    Electronic Frontier Foundation. Cracking DES: Secrets of Encryption Research, Wiretap Politics & Chip Design. O’Reilly & Associates Inc. (July 1998)Google Scholar
  8. 8.
    International Organization for Standardization (ISO). ISO 8730/8731:1990 – Banking – Requirements for message authentication (1990)Google Scholar
  9. 9.
    International Organization for Standardization (ISO). ISO 16609:2004 – Banking – Requirements for message authentication using symmetric techniques (2004)Google Scholar
  10. 10.
    Kumar, S., Paar, C., Pelzl, J., Pfeiffer, G., Schimmler, M.: Breaking Ciphers with COPACOBANA - A Cost-Optimized Parallel Code Breaker. In: Goubin, L., Matsui, M. (eds.) CHES 2006. LNCS, vol. 4249, pp. 101–118. Springer, Heidelberg (2006)CrossRefGoogle Scholar
  11. 11.
    National Institute for Standards and Technology (NIST). FIPS PUB 113: Standard for computer data authentication (May 1985)Google Scholar
  12. 12.
    National Institute for Standards and Technology (NIST). FIPS PUB 46-2: Data Encryption Standard (DES) (1993)Google Scholar
  13. 13.
    National Institute for Standards and Technology (NIST). FIPS PUB 46-3: Data Encryption Standard (DES) and Triple DES (TDES) (1999)Google Scholar
  14. 14.
    National Institute for Standards and Technology (NIST). FIPS 197: Advanced Encryption Standard (AES) (2001)Google Scholar
  15. 15.
    National Institute of Standards and Technology. Recommendation for the Triple Data Encryption Algorithm (TDEA) Block Cipher (May 2004), http://csrc.nist.gov/publications/nistpubs/800-67/SP800-67.pdf
  16. 16.
    Preneel, B., Van Oorschot, P.C.: Key recovery attack on ANSI X9.19 retail MAC. In: Electronics Letters, vol. 32(17), pp. 1568–1569. IEEE, Dept. of Electr. Eng., Katholieke Univ, Leuven (1996)Google Scholar
  17. 17.
    Rouvroy, G., Standaert, F.-X., Quisquater, J.-J., Legat, J.-D.: Design Strategies and Modified Descriptions to Optimize Cipher FPGA Implementations: Fast and Compact Results for DES and Triple-DES. In: Cheung, Y.K.P., Constantinides, G.A. (eds.) FPL 2003. LNCS, vol. 2778, pp. 181–193. Springer, Heidelberg (2003)Google Scholar
  18. 18.
    RSA - The Security Division of EMC2. RSA SecurID (2007), http://www.rsa.com/
  19. 19.
    Sciengines GmbH. COPACOBANA - A Codebreaker for DES and other Ciphers. project and company website (2008), http://www.copacobana.org http://www.sciengines.de
  20. 20.
  21. 21.
    Wiener, M.J.: Efficient DES Key Search. In: Stallings, W.R. (ed.) Practical Cryptography for Data Internetworks, pp. 31–79. IEEE Computer Society Press, Los Alamitos (1996)Google Scholar
  22. 22.
    Wiener, M.J.: Efficient DES Key Search: An Update. CRYPTOBYTES 3(2), 6–8 (1997)Google Scholar

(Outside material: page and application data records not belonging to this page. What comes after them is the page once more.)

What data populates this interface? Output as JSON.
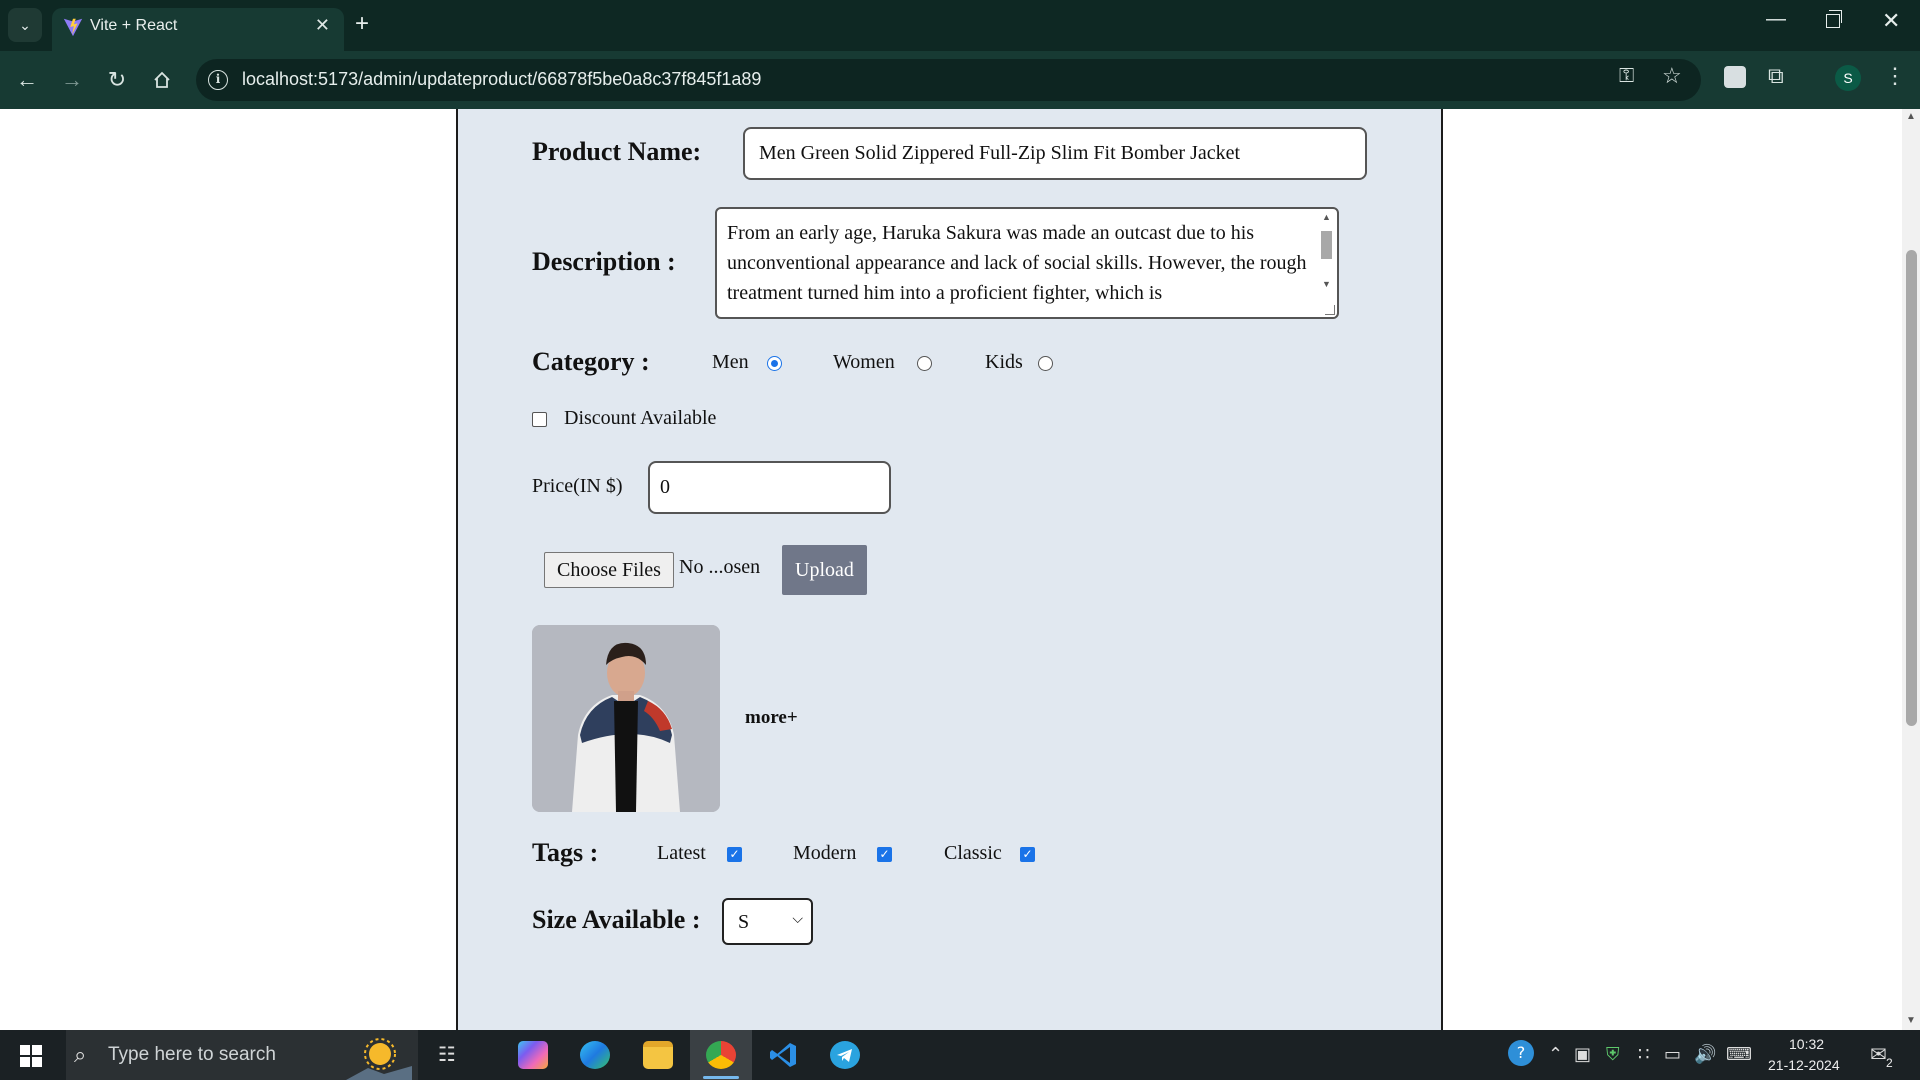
{
  "browser": {
    "tab_title": "Vite + React",
    "url": "localhost:5173/admin/updateproduct/66878f5be0a8c37f845f1a89",
    "profile_initial": "S"
  },
  "form": {
    "product_name_label": "Product Name:",
    "product_name_value": "Men Green Solid Zippered Full-Zip Slim Fit Bomber Jacket",
    "description_label": "Description :",
    "description_value": "From an early age, Haruka Sakura was made an outcast due to his unconventional appearance and lack of social skills. However, the rough treatment turned him into a proficient fighter, which is",
    "category_label": "Category :",
    "categories": [
      {
        "label": "Men",
        "selected": true
      },
      {
        "label": "Women",
        "selected": false
      },
      {
        "label": "Kids",
        "selected": false
      }
    ],
    "discount_label": "Discount Available",
    "discount_checked": false,
    "price_label": "Price(IN $)",
    "price_value": "0",
    "choose_files_label": "Choose Files",
    "no_file_text": "No ...osen",
    "upload_label": "Upload",
    "more_label": "more+",
    "tags_label": "Tags :",
    "tags": [
      {
        "label": "Latest",
        "checked": true
      },
      {
        "label": "Modern",
        "checked": true
      },
      {
        "label": "Classic",
        "checked": true
      }
    ],
    "size_label": "Size Available :",
    "size_value": "S"
  },
  "taskbar": {
    "search_placeholder": "Type here to search",
    "time": "10:32",
    "date": "21-12-2024",
    "notification_count": "2"
  },
  "colors": {
    "chrome_dark": "#0e2823",
    "toolbar": "#173a33",
    "panel_bg": "#e1e8f0",
    "accent": "#1a73e8",
    "upload_button": "#707789"
  }
}
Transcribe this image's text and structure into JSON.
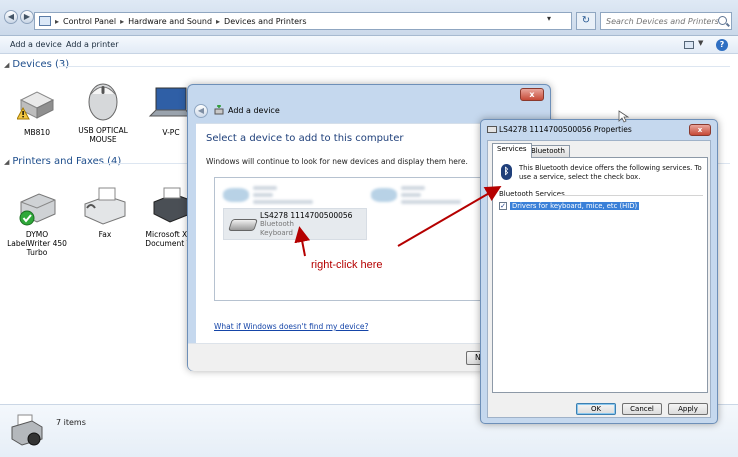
{
  "address": {
    "crumbs": [
      "Control Panel",
      "Hardware and Sound",
      "Devices and Printers"
    ],
    "separator": "▸",
    "search_placeholder": "Search Devices and Printers"
  },
  "toolbar": {
    "add_device": "Add a device",
    "add_printer": "Add a printer",
    "help": "?"
  },
  "devices_section": {
    "title": "Devices (3)",
    "items": [
      {
        "label": "MB810",
        "icon": "hard-drive-icon"
      },
      {
        "label": "USB OPTICAL MOUSE",
        "icon": "mouse-icon"
      },
      {
        "label": "V-PC",
        "icon": "laptop-icon"
      }
    ]
  },
  "printers_section": {
    "title": "Printers and Faxes (4)",
    "items": [
      {
        "label": "DYMO LabelWriter 450 Turbo",
        "icon": "label-printer-icon"
      },
      {
        "label": "Fax",
        "icon": "fax-icon"
      },
      {
        "label": "Microsoft XPS Document Wr",
        "icon": "printer-icon"
      }
    ]
  },
  "status": {
    "items_count": "7 items"
  },
  "add_device_dialog": {
    "title": "Add a device",
    "heading": "Select a device to add to this computer",
    "subtitle": "Windows will continue to look for new devices and display them here.",
    "selected_device": {
      "name": "LS4278 1114700500056",
      "protocol": "Bluetooth",
      "type": "Keyboard"
    },
    "help_link": "What if Windows doesn't find my device?",
    "next_button": "Next",
    "close": "x"
  },
  "properties_dialog": {
    "title": "LS4278 1114700500056     Properties",
    "tabs": [
      {
        "label": "Services",
        "active": true
      },
      {
        "label": "Bluetooth",
        "active": false
      }
    ],
    "description": "This Bluetooth device offers the following services. To use a service, select the check box.",
    "services_header": "Bluetooth Services",
    "services": [
      {
        "label": "Drivers for keyboard, mice, etc (HID)",
        "checked": true
      }
    ],
    "buttons": {
      "ok": "OK",
      "cancel": "Cancel",
      "apply": "Apply"
    },
    "close": "x"
  },
  "annotation": {
    "text": "right-click here",
    "color": "#b50000"
  },
  "colors": {
    "link": "#1545a8",
    "section_header": "#1e4e8c",
    "selection": "#3a80d8",
    "dialog_frame": "#c5d8ee"
  }
}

Copyright information

© Springer-Verlag Berlin Heidelberg 2008

Authors and Affiliations

  • Tim Güneysu
    • 1
  • Christof Paar
    • 1
  1. 1.Horst Görtz Institute for IT SecurityRuhr University BochumGermany

Personalised recommendations